Related, there’s a good article from Jason Shreirer on how D3 was saved by Blizzard on Kotaku. Now, I’m not going to outright say that getting rid of Jay Wilson was what really saved the game, but it’s pretty clear that the majority of the game design decisions for the first iteration were approved by him, and subsequently thrown out when he left.  It almost makes one forget Error 37.  Almost.

Anthem – The Heck?

If I were to say that EA was developing a Destiny clone, most people would consider that reasonable.  EA and Activision have been cloning each other’s games for years.  They are big for a reason, and that means breadth of choice.  They each have  game of pretty much every type.

Now, if I were to ask which dev shop within EA would develop a Destiny clone, who would you pick?

  • Criterion
    • Racing games, Battlefield and Star Wars Battlefront 2
  • DICE
    • Every FPS from EA for the past 15 years
  • Ghost Games
    • Need for Speed
  • Visceral
    • DeadSpace, Army of Two
  • BioWare
    • Mass Effect, Dragon Age, SWTOR
  • Motive
    • Brand new, working on new IP

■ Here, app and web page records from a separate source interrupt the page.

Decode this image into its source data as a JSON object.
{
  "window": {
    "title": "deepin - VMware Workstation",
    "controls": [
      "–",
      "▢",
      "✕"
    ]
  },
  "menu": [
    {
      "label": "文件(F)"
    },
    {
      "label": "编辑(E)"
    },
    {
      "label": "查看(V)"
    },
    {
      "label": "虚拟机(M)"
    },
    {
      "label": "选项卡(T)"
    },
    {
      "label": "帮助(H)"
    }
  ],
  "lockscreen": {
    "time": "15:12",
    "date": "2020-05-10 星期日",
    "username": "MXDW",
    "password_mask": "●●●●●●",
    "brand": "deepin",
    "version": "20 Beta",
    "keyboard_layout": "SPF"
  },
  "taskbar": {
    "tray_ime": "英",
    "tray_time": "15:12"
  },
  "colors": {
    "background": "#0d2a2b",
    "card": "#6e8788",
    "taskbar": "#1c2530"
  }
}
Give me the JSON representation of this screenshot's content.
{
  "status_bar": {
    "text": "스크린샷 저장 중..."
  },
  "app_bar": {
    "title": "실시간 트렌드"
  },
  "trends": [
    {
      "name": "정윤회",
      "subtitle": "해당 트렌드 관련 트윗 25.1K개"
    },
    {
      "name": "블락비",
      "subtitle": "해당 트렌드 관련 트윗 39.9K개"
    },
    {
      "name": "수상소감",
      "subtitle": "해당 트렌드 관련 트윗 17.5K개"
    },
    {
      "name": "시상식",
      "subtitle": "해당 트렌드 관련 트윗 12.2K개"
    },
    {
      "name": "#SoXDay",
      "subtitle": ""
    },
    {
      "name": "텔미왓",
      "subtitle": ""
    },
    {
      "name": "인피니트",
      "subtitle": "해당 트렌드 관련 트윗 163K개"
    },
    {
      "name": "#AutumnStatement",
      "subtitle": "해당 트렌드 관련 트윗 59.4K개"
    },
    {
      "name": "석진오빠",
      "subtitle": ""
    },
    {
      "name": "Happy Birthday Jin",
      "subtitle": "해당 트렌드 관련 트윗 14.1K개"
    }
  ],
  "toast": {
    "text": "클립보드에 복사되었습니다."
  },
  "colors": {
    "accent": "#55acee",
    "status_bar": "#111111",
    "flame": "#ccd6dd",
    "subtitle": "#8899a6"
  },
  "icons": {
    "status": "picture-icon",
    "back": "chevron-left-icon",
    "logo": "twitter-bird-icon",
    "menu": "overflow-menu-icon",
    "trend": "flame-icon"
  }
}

Pretty much anyone but Ghost and BioWare, right?  This Forbes article (I know) covers a lot of points.

  • Anthem looks like a neat idea, and great visuals
  • A 3rd person shooter could work…Gears has shown that
  • The multiplayer aspects sound a little too good to be true after.  We’ve been burned on a lot of those promises over the years (Division, I’m looking at you).
  • Story could work… but not for repetition.  SWTOR has shown that to an extremely large audience.

But most importantly, BioWare?  The studio that prides itself on story-first games?  The one where actual combat mechanics and fighting have always had rough edges?  It’s sort of like if Bethesda decided to enter the MOBA market, just a whole bunch of “what?”

On the good side however, EA uses a single engine (Frostbite) for all their games now, and they have a whole pile of shooters to leverage.  Dead Space was a 3rd person game, so there’s certainly something to use from there.  Maybe this is just a continuation on the Shadow Realms IP – there is certainly a whole pile of overlap.  Maybe this game ends up being good, and reverses the trend of BioWare overreaching for the past 5 years.  I would certainly hope for that, given the history of that developer.

That said, I think it pretty much means that BioWare is out of the true RPG business. Which really stinks, since it was BioWare that really established what RPGs meant for the west for the past near-20 years.

Fingers crossed.